**Directions:** Report each line of the data that contains the string "value".

[Supplied data Boundary: Start]

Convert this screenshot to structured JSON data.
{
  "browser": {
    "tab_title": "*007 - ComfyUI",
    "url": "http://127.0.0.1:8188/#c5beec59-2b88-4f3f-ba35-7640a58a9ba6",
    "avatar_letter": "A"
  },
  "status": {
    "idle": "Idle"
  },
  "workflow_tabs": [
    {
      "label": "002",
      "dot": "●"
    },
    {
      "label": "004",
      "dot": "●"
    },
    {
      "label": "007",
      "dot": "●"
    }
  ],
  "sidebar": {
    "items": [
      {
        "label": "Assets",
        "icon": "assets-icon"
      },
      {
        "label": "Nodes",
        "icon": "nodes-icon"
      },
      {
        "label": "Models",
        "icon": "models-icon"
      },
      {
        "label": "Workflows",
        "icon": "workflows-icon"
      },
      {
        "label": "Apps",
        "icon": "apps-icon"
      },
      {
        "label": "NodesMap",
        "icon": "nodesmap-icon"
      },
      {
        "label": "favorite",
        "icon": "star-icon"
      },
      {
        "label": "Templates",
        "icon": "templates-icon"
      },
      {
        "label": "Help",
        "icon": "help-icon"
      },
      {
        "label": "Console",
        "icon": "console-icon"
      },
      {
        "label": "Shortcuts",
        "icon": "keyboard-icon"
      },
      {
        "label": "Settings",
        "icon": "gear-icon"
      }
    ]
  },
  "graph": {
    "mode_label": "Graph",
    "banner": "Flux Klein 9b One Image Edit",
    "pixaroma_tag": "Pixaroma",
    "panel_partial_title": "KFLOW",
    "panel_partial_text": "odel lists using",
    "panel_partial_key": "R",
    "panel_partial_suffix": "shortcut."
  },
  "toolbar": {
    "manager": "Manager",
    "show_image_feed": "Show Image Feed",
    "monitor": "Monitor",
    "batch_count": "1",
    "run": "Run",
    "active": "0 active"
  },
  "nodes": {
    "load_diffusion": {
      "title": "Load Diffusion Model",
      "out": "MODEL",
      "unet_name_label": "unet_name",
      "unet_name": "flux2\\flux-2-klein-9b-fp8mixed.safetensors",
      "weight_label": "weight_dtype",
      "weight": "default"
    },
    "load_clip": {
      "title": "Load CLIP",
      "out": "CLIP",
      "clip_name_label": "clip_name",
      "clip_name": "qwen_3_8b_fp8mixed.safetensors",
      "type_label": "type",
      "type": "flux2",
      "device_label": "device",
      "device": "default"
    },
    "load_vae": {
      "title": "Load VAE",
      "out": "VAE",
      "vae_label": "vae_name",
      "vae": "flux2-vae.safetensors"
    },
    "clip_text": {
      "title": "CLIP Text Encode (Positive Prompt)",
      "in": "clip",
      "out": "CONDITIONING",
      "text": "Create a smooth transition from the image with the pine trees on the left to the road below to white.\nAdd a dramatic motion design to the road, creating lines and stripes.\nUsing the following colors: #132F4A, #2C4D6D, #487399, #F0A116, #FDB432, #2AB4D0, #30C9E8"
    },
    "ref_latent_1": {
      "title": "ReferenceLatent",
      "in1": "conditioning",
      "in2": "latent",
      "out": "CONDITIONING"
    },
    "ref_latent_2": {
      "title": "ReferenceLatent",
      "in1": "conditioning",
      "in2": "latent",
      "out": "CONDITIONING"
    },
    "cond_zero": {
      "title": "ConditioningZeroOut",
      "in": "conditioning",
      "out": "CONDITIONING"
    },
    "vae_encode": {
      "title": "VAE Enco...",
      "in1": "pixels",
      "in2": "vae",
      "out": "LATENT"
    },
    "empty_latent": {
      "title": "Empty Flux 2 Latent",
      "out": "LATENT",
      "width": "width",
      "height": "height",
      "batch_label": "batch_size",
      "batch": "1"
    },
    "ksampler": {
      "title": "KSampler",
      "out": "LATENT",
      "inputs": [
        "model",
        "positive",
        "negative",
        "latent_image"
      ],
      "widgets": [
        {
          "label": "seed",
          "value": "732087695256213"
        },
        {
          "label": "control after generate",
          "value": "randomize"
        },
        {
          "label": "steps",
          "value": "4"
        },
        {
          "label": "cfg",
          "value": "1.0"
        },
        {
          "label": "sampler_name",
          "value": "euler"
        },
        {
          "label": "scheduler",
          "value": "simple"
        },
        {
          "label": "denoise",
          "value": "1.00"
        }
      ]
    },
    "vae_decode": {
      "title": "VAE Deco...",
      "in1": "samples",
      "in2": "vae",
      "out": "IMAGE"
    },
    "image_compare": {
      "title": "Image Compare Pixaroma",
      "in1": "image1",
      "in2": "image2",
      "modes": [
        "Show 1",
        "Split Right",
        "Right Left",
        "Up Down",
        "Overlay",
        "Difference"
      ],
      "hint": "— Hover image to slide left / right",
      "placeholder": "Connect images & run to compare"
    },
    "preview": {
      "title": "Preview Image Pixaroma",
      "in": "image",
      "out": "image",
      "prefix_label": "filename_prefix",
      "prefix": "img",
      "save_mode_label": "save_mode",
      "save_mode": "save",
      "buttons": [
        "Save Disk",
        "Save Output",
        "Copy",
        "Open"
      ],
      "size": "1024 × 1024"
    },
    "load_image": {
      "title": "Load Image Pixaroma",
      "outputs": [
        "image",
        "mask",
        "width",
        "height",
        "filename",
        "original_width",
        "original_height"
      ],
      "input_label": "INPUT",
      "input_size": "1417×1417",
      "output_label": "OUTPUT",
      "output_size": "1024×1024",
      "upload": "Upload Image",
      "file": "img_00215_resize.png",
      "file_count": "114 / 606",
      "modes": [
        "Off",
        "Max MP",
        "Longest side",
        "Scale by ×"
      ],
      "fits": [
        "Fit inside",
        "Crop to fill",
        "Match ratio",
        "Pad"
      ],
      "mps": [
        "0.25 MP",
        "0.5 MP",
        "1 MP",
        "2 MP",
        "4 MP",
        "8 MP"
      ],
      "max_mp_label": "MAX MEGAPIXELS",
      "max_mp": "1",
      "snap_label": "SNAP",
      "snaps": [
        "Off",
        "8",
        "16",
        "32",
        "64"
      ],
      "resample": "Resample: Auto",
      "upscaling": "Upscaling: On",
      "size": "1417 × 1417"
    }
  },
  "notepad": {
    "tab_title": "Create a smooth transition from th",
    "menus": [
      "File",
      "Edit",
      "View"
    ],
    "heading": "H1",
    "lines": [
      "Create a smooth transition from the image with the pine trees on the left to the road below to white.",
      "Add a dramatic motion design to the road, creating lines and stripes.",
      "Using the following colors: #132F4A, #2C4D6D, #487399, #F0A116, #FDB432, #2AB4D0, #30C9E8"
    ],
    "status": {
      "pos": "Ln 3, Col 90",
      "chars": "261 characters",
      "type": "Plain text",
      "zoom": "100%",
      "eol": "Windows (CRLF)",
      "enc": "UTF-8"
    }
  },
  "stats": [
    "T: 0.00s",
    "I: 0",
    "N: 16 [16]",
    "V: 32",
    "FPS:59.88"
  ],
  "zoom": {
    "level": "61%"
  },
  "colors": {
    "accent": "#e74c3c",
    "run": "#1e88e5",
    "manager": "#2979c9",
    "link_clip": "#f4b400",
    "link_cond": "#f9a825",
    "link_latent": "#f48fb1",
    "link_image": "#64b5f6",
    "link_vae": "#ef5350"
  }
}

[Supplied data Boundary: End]

**Task solution:**
          "value": "732087695256213"
          "value": "randomize"
          "value": "4"
          "value": "1.0"
          "value": "euler"
          "value": "simple"
          "value": "1.00"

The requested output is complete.